WASHINGTON — The Editorial Board of The New York Times wants President Obama to grant clemency to Edward Snowden. The paper called Mr. Snowden a “Whistle-Blower,” but in fact, he’s a criminal. Granting him clemency is the last thing the president should do.
First off, it’s impossible to “blow the whistle” on something that’s completely legal. Had Mr. Snowden revealed an illegal NSA operation, he would be an actual American hero. But the National Security Agency is within its rights to collect metadata on phone records. A federal judge recently asserted that these activities are legal. And the U.S. Supreme Court has previously held that collecting these type of data is not an unlawful search.

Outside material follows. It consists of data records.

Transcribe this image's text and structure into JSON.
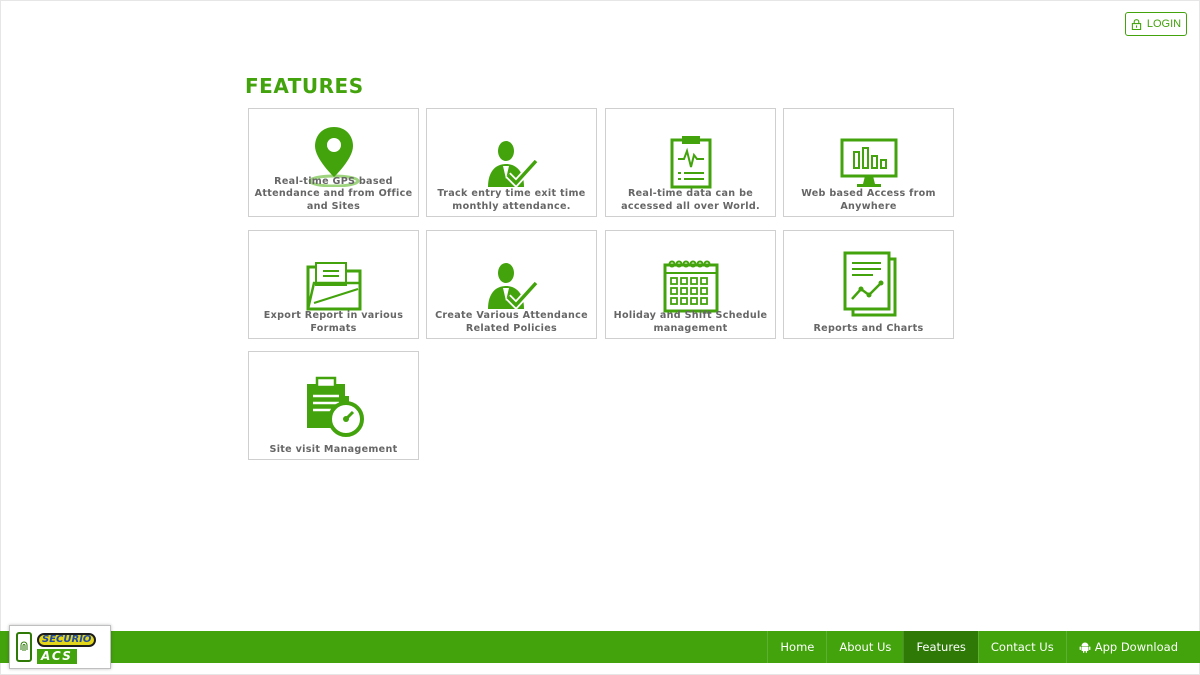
{
  "header": {
    "login_label": "LOGIN"
  },
  "main": {
    "title": "FEATURES",
    "cards": [
      {
        "label": "Real-time GPS based Attendance and from Office and Sites",
        "icon": "map-pin-icon"
      },
      {
        "label": "Track entry time exit time monthly attendance.",
        "icon": "user-check-icon"
      },
      {
        "label": "Real-time data can be accessed all over World.",
        "icon": "clipboard-pulse-icon"
      },
      {
        "label": "Web based Access from Anywhere",
        "icon": "monitor-chart-icon"
      },
      {
        "label": "Export Report in various Formats",
        "icon": "folder-icon"
      },
      {
        "label": "Create Various Attendance Related Policies",
        "icon": "user-check-icon"
      },
      {
        "label": "Holiday and Shift Schedule management",
        "icon": "calendar-icon"
      },
      {
        "label": "Reports and Charts",
        "icon": "report-chart-icon"
      },
      {
        "label": "Site visit Management",
        "icon": "clipboard-stopwatch-icon"
      }
    ]
  },
  "footer": {
    "nav": [
      {
        "label": "Home",
        "active": false
      },
      {
        "label": "About Us",
        "active": false
      },
      {
        "label": "Features",
        "active": true
      },
      {
        "label": "Contact Us",
        "active": false
      },
      {
        "label": "App Download",
        "active": false,
        "icon": "android-icon"
      }
    ],
    "logo": {
      "word1": "SECURIO",
      "word2": "ACS"
    }
  },
  "colors": {
    "accent": "#43a30c",
    "accent_dark": "#2f7a07"
  }
}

However, Mr. Snowden took an oath to the Constitution that he would not reveal classified information. A oath he willingly broke when he leaked this information to the press.
Mr. Snowden — and The New York Times — simply do not agree with the law. They believe that collecting metadata is an intrusion on privacy. But just because they disagree with the law does not mean it’s okay to leak classified activities. These activities are designed to protect national security. And I’m not even going to get into the weeds of how collecting metadata is far, far removed from anything like actually listening to conservations. Those claims are absurd.
Reasonable people can disagree on whether these activities are necessary. But breaking the law is still breaking the law, even when it’s done for good reasons.
The State Department was right to revoke Mr. Snowden’s passport. If he wants to be a hero, he should turn himself in, and make his case in court. But he won’t do the honorable thing. After all, he’s a criminal.